What is being asked:
Please state how many lines below include the word "lead"; the reply should be the number only.

[Interface dataset entries]
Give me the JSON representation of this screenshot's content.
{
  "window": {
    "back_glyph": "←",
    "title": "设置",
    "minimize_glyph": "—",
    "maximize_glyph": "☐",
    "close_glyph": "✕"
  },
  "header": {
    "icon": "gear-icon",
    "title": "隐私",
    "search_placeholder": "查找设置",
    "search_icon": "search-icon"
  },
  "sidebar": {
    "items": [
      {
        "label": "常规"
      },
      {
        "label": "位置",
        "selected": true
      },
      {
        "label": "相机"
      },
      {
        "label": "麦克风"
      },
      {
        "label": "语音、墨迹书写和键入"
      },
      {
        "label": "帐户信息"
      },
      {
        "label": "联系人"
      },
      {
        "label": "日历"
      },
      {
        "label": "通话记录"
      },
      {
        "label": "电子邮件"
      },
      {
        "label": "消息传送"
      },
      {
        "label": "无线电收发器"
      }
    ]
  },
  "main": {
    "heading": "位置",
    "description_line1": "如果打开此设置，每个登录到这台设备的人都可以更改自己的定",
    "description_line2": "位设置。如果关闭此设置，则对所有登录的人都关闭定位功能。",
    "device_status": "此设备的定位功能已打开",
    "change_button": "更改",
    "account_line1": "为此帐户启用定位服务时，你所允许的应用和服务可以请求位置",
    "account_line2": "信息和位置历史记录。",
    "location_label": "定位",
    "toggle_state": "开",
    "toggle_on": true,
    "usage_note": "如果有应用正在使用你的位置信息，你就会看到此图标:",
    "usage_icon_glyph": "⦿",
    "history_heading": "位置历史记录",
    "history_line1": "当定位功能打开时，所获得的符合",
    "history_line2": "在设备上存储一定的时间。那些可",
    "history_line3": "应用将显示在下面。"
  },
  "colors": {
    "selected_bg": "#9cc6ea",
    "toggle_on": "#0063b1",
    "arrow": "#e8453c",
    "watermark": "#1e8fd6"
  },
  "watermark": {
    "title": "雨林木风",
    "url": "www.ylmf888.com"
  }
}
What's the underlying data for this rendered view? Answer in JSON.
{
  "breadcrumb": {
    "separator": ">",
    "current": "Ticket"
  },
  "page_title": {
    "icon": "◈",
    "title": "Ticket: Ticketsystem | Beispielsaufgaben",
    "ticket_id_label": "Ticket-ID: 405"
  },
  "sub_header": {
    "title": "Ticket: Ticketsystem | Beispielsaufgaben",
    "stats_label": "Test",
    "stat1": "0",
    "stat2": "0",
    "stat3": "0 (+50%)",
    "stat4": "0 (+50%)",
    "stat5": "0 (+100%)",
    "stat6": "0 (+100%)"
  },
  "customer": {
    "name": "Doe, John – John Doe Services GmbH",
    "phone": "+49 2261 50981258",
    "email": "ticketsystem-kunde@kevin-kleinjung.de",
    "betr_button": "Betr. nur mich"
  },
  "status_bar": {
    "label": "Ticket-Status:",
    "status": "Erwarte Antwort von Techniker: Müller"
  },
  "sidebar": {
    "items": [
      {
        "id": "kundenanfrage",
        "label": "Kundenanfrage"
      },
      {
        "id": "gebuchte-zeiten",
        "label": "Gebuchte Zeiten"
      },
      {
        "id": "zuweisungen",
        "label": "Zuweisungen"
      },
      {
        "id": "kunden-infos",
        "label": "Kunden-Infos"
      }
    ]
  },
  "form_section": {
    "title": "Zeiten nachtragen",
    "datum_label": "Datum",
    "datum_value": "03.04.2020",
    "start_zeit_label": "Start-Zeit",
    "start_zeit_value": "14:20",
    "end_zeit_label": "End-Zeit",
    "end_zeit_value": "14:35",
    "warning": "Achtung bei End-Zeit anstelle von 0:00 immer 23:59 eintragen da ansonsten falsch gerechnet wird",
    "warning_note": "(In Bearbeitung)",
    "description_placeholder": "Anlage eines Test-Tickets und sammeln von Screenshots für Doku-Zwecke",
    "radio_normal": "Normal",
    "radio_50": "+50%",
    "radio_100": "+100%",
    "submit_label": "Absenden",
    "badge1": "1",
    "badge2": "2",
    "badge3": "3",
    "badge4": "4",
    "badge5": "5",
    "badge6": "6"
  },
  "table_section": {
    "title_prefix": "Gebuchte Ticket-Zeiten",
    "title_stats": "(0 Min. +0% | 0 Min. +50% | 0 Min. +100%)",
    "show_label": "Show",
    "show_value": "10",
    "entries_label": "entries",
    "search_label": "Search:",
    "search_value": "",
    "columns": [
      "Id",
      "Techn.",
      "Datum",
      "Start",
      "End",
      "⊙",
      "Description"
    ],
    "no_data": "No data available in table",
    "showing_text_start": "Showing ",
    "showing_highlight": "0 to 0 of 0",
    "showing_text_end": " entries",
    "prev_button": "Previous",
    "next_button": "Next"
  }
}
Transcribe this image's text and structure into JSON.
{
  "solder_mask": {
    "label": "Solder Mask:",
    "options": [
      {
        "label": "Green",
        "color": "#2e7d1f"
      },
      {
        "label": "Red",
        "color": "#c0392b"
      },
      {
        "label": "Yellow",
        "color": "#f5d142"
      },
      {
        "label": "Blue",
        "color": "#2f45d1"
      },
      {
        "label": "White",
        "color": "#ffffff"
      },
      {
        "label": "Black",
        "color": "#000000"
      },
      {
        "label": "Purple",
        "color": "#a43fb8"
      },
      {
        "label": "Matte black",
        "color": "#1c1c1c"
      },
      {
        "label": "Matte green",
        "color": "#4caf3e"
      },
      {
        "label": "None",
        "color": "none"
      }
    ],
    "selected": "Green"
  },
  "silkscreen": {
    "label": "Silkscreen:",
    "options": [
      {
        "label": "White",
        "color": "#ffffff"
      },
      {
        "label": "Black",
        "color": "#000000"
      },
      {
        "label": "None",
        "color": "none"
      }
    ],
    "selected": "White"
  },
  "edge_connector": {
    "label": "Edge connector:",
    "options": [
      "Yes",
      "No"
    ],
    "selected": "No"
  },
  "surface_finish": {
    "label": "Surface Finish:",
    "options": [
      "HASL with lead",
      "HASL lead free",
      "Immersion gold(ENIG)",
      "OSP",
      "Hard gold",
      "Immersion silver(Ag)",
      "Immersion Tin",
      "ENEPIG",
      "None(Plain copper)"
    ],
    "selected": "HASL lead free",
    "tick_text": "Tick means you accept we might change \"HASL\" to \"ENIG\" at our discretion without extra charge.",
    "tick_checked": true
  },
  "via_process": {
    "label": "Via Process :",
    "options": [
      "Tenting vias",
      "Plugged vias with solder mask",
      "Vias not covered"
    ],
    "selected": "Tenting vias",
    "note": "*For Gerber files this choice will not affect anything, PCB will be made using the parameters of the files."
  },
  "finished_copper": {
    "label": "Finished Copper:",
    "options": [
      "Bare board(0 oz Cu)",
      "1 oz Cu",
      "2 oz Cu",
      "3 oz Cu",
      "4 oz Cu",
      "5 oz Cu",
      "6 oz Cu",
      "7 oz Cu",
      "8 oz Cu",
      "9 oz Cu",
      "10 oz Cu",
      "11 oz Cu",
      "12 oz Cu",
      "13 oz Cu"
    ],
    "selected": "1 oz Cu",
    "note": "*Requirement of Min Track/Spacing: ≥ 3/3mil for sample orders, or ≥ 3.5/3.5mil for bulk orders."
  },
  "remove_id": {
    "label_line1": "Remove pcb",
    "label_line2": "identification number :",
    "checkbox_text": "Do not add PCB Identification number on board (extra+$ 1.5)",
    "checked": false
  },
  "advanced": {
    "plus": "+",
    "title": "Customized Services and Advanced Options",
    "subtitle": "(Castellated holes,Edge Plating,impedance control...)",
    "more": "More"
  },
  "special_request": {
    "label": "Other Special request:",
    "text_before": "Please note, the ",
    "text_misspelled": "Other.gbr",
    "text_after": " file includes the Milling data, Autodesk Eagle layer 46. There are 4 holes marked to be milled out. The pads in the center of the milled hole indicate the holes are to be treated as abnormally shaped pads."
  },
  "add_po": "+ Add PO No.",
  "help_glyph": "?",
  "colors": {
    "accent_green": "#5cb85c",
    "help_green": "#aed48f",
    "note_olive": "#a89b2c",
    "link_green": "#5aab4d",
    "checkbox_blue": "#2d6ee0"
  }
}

Answer to this exercise:
3